> _What is needed_
Images excluded, repeat each entry below exactly.

:: Available data ::

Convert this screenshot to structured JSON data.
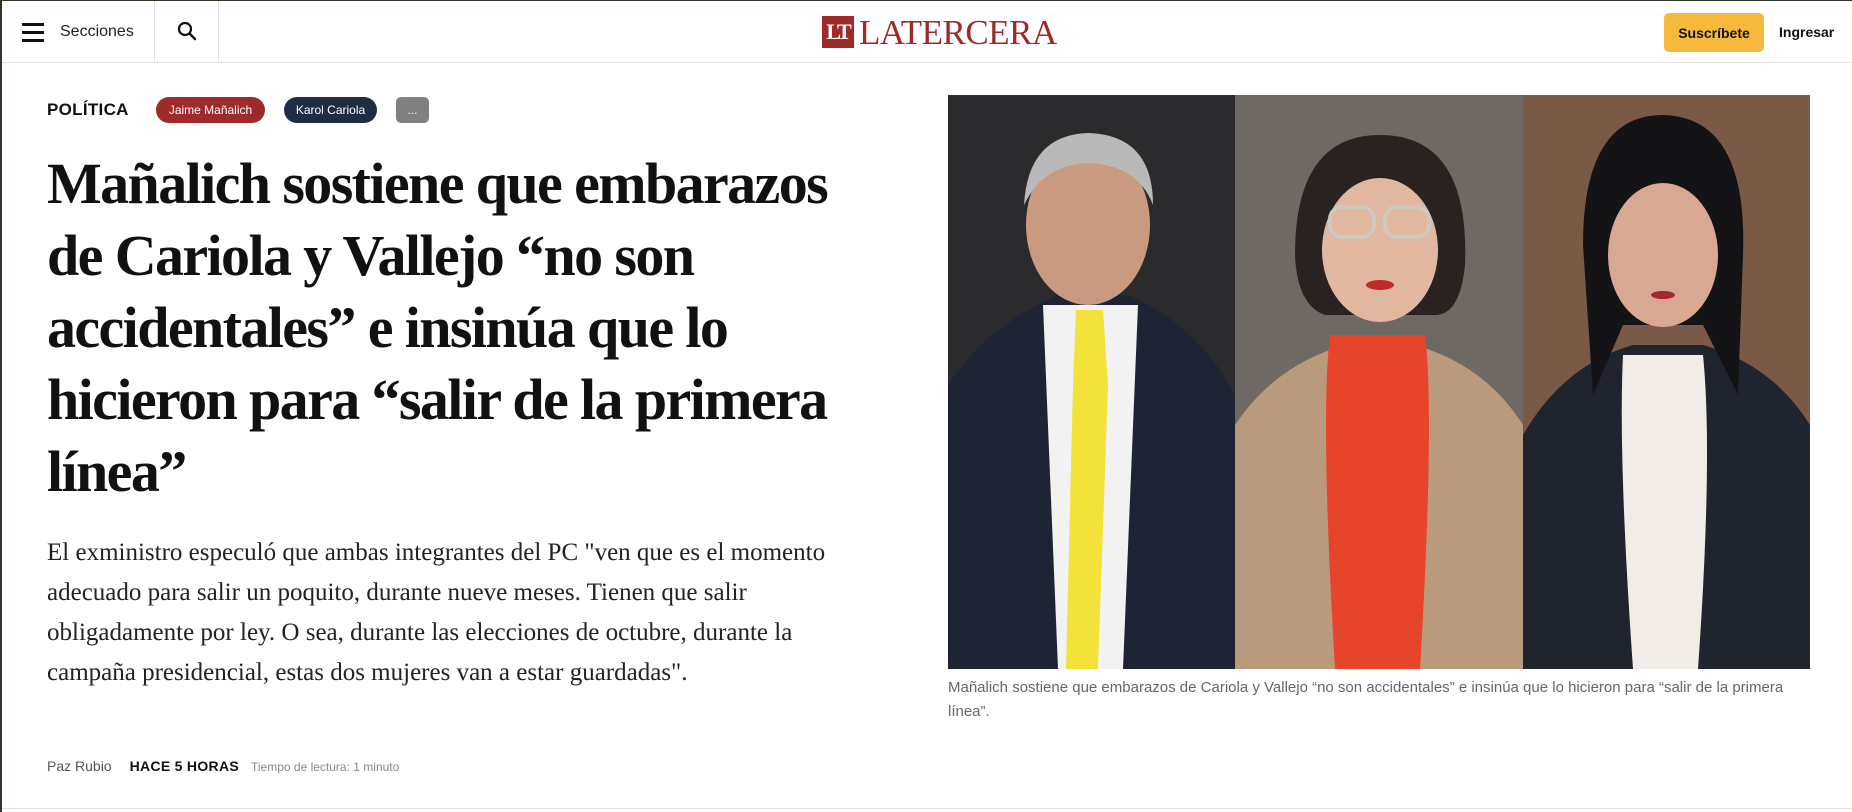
{
  "header": {
    "menu_label": "Secciones",
    "logo_mark": "LT",
    "logo_text": "LATERCERA",
    "subscribe_label": "Suscríbete",
    "login_label": "Ingresar",
    "brand_color": "#9e2a2b",
    "subscribe_color": "#f6b93b"
  },
  "article": {
    "section": "POLÍTICA",
    "tags": [
      {
        "label": "Jaime Mañalich",
        "color": "#9e2a2b"
      },
      {
        "label": "Karol Cariola",
        "color": "#1f2d44"
      }
    ],
    "more_tags_label": "...",
    "headline": "Mañalich sostiene que embarazos de Cariola y Vallejo “no son accidentales” e insinúa que lo hicieron para “salir de la primera línea”",
    "dek": "El exministro especuló que ambas integrantes del PC \"ven que es el momento adecuado para salir un poquito, durante nueve meses. Tienen que salir obligadamente por ley. O sea, durante las elecciones de octubre, durante la campaña presidencial, estas dos mujeres van a estar guardadas\".",
    "author": "Paz Rubio",
    "published": "HACE 5 HORAS",
    "reading_time": "Tiempo de lectura: 1 minuto",
    "image_caption": "Mañalich sostiene que embarazos de Cariola y Vallejo “no son accidentales” e insinúa que lo hicieron para “salir de la primera línea”."
  },
  "icons": {
    "menu": "hamburger-icon",
    "search": "search-icon"
  }
}
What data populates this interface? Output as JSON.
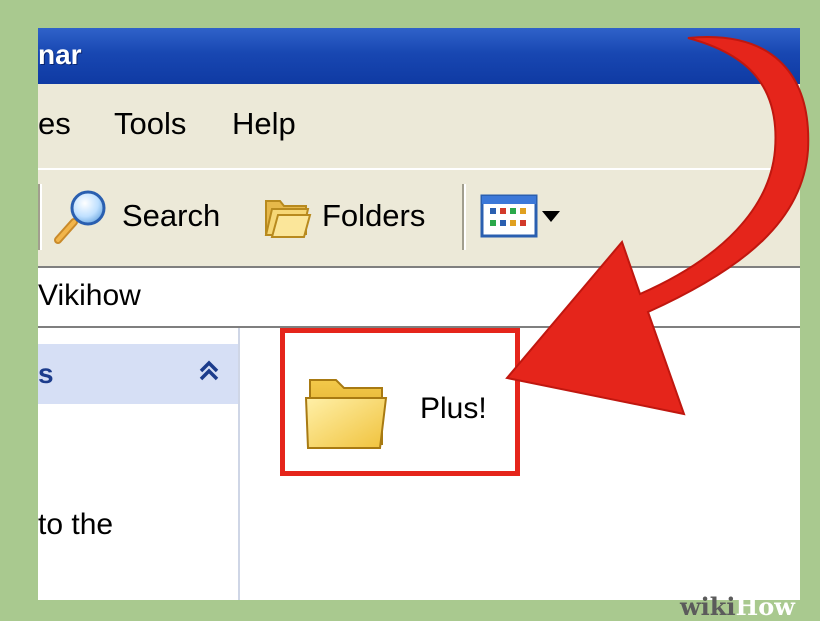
{
  "window": {
    "title_fragment": "nar"
  },
  "menu": {
    "items": [
      {
        "label": "es"
      },
      {
        "label": "Tools"
      },
      {
        "label": "Help"
      }
    ]
  },
  "toolbar": {
    "search_label": "Search",
    "search_icon": "magnifier-icon",
    "folders_label": "Folders",
    "folders_icon": "folders-icon",
    "views_icon": "views-icon",
    "views_dropdown_icon": "dropdown-arrow-icon"
  },
  "address": {
    "text": "Vikihow"
  },
  "tasks": {
    "header": "s",
    "collapse_glyph": "⌃",
    "body_text": "to the"
  },
  "content": {
    "items": [
      {
        "label": "Plus!",
        "icon": "folder-icon"
      }
    ]
  },
  "annotation": {
    "highlight_color": "#e5251b",
    "arrow_color": "#e5251b"
  },
  "watermark": {
    "wiki": "wiki",
    "how": "How"
  }
}
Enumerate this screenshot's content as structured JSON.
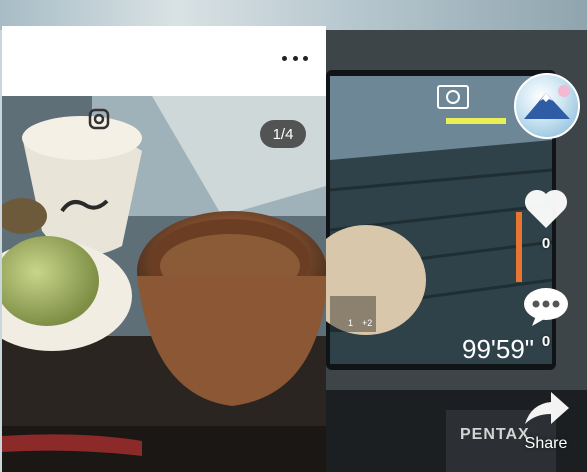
{
  "post": {
    "page_counter": "1/4"
  },
  "camera_screen": {
    "timer": "99'59\"",
    "brand": "PENTAX",
    "exposure_left": "1",
    "exposure_right": "+2"
  },
  "actions": {
    "like_count": "0",
    "comment_count": "0",
    "share_label": "Share"
  },
  "icons": {
    "more": "more-horizontal-icon",
    "like": "heart-icon",
    "comment": "comment-bubble-icon",
    "share": "share-arrow-icon"
  }
}
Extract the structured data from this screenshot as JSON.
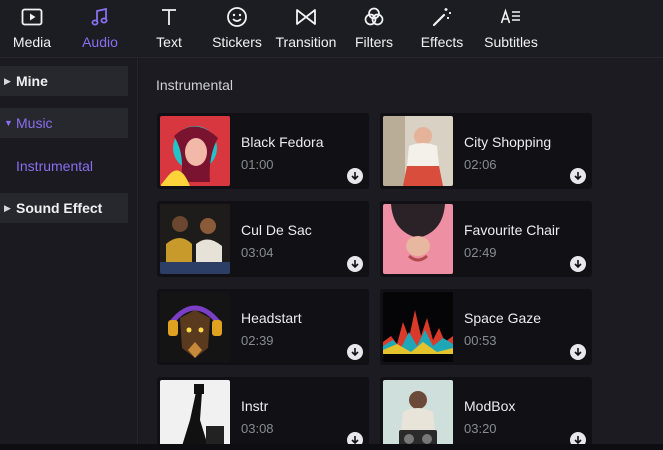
{
  "toolbar": {
    "tabs": [
      {
        "label": "Media",
        "icon": "media-icon"
      },
      {
        "label": "Audio",
        "icon": "music-note-icon",
        "active": true
      },
      {
        "label": "Text",
        "icon": "text-icon"
      },
      {
        "label": "Stickers",
        "icon": "smiley-icon"
      },
      {
        "label": "Transition",
        "icon": "bowtie-icon"
      },
      {
        "label": "Filters",
        "icon": "filters-icon"
      },
      {
        "label": "Effects",
        "icon": "magic-wand-icon"
      },
      {
        "label": "Subtitles",
        "icon": "subtitles-icon"
      }
    ]
  },
  "sidebar": {
    "items": [
      {
        "label": "Mine",
        "state": "collapsed"
      },
      {
        "label": "Music",
        "state": "expanded"
      },
      {
        "label": "Sound Effect",
        "state": "collapsed"
      }
    ],
    "sub_items": [
      {
        "label": "Instrumental",
        "selected": true
      }
    ]
  },
  "content": {
    "section_title": "Instrumental",
    "tracks": [
      {
        "name": "Black Fedora",
        "duration": "01:00"
      },
      {
        "name": "City Shopping",
        "duration": "02:06"
      },
      {
        "name": "Cul De Sac",
        "duration": "03:04"
      },
      {
        "name": "Favourite Chair",
        "duration": "02:49"
      },
      {
        "name": "Headstart",
        "duration": "02:39"
      },
      {
        "name": "Space Gaze",
        "duration": "00:53"
      },
      {
        "name": "Instr",
        "duration": "03:08"
      },
      {
        "name": "ModBox",
        "duration": "03:20"
      }
    ]
  },
  "colors": {
    "accent": "#8a6ff0",
    "background": "#16161c",
    "card": "#101015",
    "sidebar_item": "#27272e"
  }
}
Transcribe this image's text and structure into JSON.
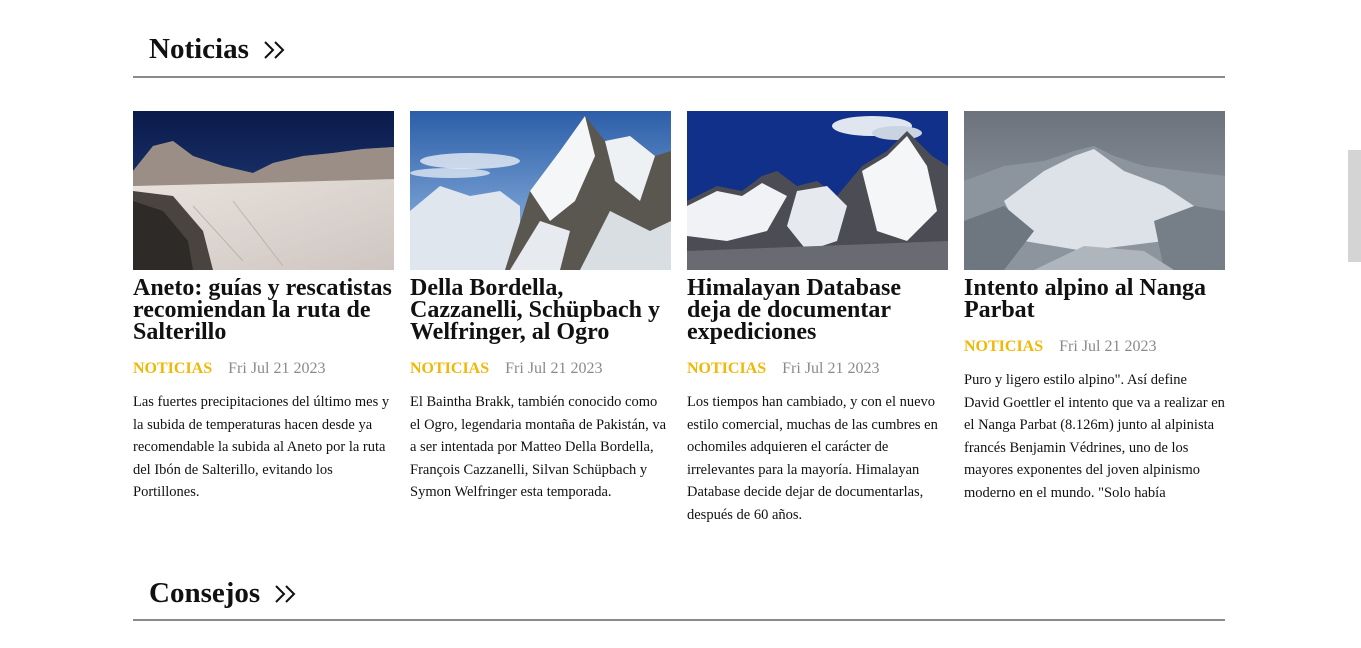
{
  "sections": {
    "noticias": {
      "title": "Noticias"
    },
    "consejos": {
      "title": "Consejos"
    }
  },
  "articles": [
    {
      "title": "Aneto: guías y rescatistas recomiendan la ruta de Salterillo",
      "category": "NOTICIAS",
      "date": "Fri Jul 21 2023",
      "excerpt": "Las fuertes precipitaciones del último mes y la subida de temperaturas hacen desde ya recomendable la subida al Aneto por la ruta del Ibón de Salterillo, evitando los Portillones."
    },
    {
      "title": "Della Bordella, Cazzanelli, Schüpbach y Welfringer, al Ogro",
      "category": "NOTICIAS",
      "date": "Fri Jul 21 2023",
      "excerpt": "El Baintha Brakk, también conocido como el Ogro, legendaria montaña de Pakistán, va a ser intentada por Matteo Della Bordella, François Cazzanelli, Silvan Schüpbach y Symon Welfringer esta temporada."
    },
    {
      "title": "Himalayan Database deja de documentar expediciones",
      "category": "NOTICIAS",
      "date": "Fri Jul 21 2023",
      "excerpt": "Los tiempos han cambiado, y con el nuevo estilo comercial, muchas de las cumbres en ochomiles adquieren el carácter de irrelevantes para la mayoría. Himalayan Database decide dejar de documentarlas, después de 60 años."
    },
    {
      "title": "Intento alpino al Nanga Parbat",
      "category": "NOTICIAS",
      "date": "Fri Jul 21 2023",
      "excerpt": "Puro y ligero estilo alpino\". Así define David Goettler el intento que va a realizar en el Nanga Parbat (8.126m) junto al alpinista francés Benjamin Védrines, uno de los mayores exponentes del joven alpinismo moderno en el mundo. \"Solo había"
    }
  ],
  "colors": {
    "accent": "#f2b705",
    "date": "#8a8a8a",
    "rule": "#8a8a8a"
  }
}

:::

> _Response_
Convert this screenshot to structured JSON data.
{
  "header": {
    "menu_label": "Secciones",
    "logo_mark": "LT",
    "logo_text": "LATERCERA",
    "subscribe_label": "Suscríbete",
    "login_label": "Ingresar",
    "brand_color": "#9e2a2b",
    "subscribe_color": "#f6b93b"
  },
  "article": {
    "section": "POLÍTICA",
    "tags": [
      {
        "label": "Jaime Mañalich",
        "color": "#9e2a2b"
      },
      {
        "label": "Karol Cariola",
        "color": "#1f2d44"
      }
    ],
    "more_tags_label": "...",
    "headline": "Mañalich sostiene que embarazos de Cariola y Vallejo “no son accidentales” e insinúa que lo hicieron para “salir de la primera línea”",
    "dek": "El exministro especuló que ambas integrantes del PC \"ven que es el momento adecuado para salir un poquito, durante nueve meses. Tienen que salir obligadamente por ley. O sea, durante las elecciones de octubre, durante la campaña presidencial, estas dos mujeres van a estar guardadas\".",
    "author": "Paz Rubio",
    "published": "HACE 5 HORAS",
    "reading_time": "Tiempo de lectura: 1 minuto",
    "image_caption": "Mañalich sostiene que embarazos de Cariola y Vallejo “no son accidentales” e insinúa que lo hicieron para “salir de la primera línea”."
  },
  "icons": {
    "menu": "hamburger-icon",
    "search": "search-icon"
  }
}
What data populates this interface? Output as JSON.
{
  "window": {
    "title_fragment": "nar"
  },
  "menu": {
    "items": [
      {
        "label": "es"
      },
      {
        "label": "Tools"
      },
      {
        "label": "Help"
      }
    ]
  },
  "toolbar": {
    "search_label": "Search",
    "search_icon": "magnifier-icon",
    "folders_label": "Folders",
    "folders_icon": "folders-icon",
    "views_icon": "views-icon",
    "views_dropdown_icon": "dropdown-arrow-icon"
  },
  "address": {
    "text": "Vikihow"
  },
  "tasks": {
    "header": "s",
    "collapse_glyph": "⌃",
    "body_text": "to the"
  },
  "content": {
    "items": [
      {
        "label": "Plus!",
        "icon": "folder-icon"
      }
    ]
  },
  "annotation": {
    "highlight_color": "#e5251b",
    "arrow_color": "#e5251b"
  },
  "watermark": {
    "wiki": "wiki",
    "how": "How"
  }
}
Enumerate this screenshot's content as structured JSON.
{
  "post": {
    "page_counter": "1/4"
  },
  "camera_screen": {
    "timer": "99'59\"",
    "brand": "PENTAX",
    "exposure_left": "1",
    "exposure_right": "+2"
  },
  "actions": {
    "like_count": "0",
    "comment_count": "0",
    "share_label": "Share"
  },
  "icons": {
    "more": "more-horizontal-icon",
    "like": "heart-icon",
    "comment": "comment-bubble-icon",
    "share": "share-arrow-icon"
  }
}
Extract the structured data from this screenshot as JSON.
{
  "toolbar": {
    "tabs": [
      {
        "label": "Media",
        "icon": "media-icon"
      },
      {
        "label": "Audio",
        "icon": "music-note-icon",
        "active": true
      },
      {
        "label": "Text",
        "icon": "text-icon"
      },
      {
        "label": "Stickers",
        "icon": "smiley-icon"
      },
      {
        "label": "Transition",
        "icon": "bowtie-icon"
      },
      {
        "label": "Filters",
        "icon": "filters-icon"
      },
      {
        "label": "Effects",
        "icon": "magic-wand-icon"
      },
      {
        "label": "Subtitles",
        "icon": "subtitles-icon"
      }
    ]
  },
  "sidebar": {
    "items": [
      {
        "label": "Mine",
        "state": "collapsed"
      },
      {
        "label": "Music",
        "state": "expanded"
      },
      {
        "label": "Sound Effect",
        "state": "collapsed"
      }
    ],
    "sub_items": [
      {
        "label": "Instrumental",
        "selected": true
      }
    ]
  },
  "content": {
    "section_title": "Instrumental",
    "tracks": [
      {
        "name": "Black Fedora",
        "duration": "01:00"
      },
      {
        "name": "City Shopping",
        "duration": "02:06"
      },
      {
        "name": "Cul De Sac",
        "duration": "03:04"
      },
      {
        "name": "Favourite Chair",
        "duration": "02:49"
      },
      {
        "name": "Headstart",
        "duration": "02:39"
      },
      {
        "name": "Space Gaze",
        "duration": "00:53"
      },
      {
        "name": "Instr",
        "duration": "03:08"
      },
      {
        "name": "ModBox",
        "duration": "03:20"
      }
    ]
  },
  "colors": {
    "accent": "#8a6ff0",
    "background": "#16161c",
    "card": "#101015",
    "sidebar_item": "#27272e"
  }
}
Transcribe this image's text and structure into JSON.
{
  "sections": {
    "noticias": {
      "title": "Noticias"
    },
    "consejos": {
      "title": "Consejos"
    }
  },
  "articles": [
    {
      "title": "Aneto: guías y rescatistas recomiendan la ruta de Salterillo",
      "category": "NOTICIAS",
      "date": "Fri Jul 21 2023",
      "excerpt": "Las fuertes precipitaciones del último mes y la subida de temperaturas hacen desde ya recomendable la subida al Aneto por la ruta del Ibón de Salterillo, evitando los Portillones."
    },
    {
      "title": "Della Bordella, Cazzanelli, Schüpbach y Welfringer, al Ogro",
      "category": "NOTICIAS",
      "date": "Fri Jul 21 2023",
      "excerpt": "El Baintha Brakk, también conocido como el Ogro, legendaria montaña de Pakistán, va a ser intentada por Matteo Della Bordella, François Cazzanelli, Silvan Schüpbach y Symon Welfringer esta temporada."
    },
    {
      "title": "Himalayan Database deja de documentar expediciones",
      "category": "NOTICIAS",
      "date": "Fri Jul 21 2023",
      "excerpt": "Los tiempos han cambiado, y con el nuevo estilo comercial, muchas de las cumbres en ochomiles adquieren el carácter de irrelevantes para la mayoría. Himalayan Database decide dejar de documentarlas, después de 60 años."
    },
    {
      "title": "Intento alpino al Nanga Parbat",
      "category": "NOTICIAS",
      "date": "Fri Jul 21 2023",
      "excerpt": "Puro y ligero estilo alpino\". Así define David Goettler el intento que va a realizar en el Nanga Parbat (8.126m) junto al alpinista francés Benjamin Védrines, uno de los mayores exponentes del joven alpinismo moderno en el mundo. \"Solo había"
    }
  ],
  "colors": {
    "accent": "#f2b705",
    "date": "#8a8a8a",
    "rule": "#8a8a8a"
  }
}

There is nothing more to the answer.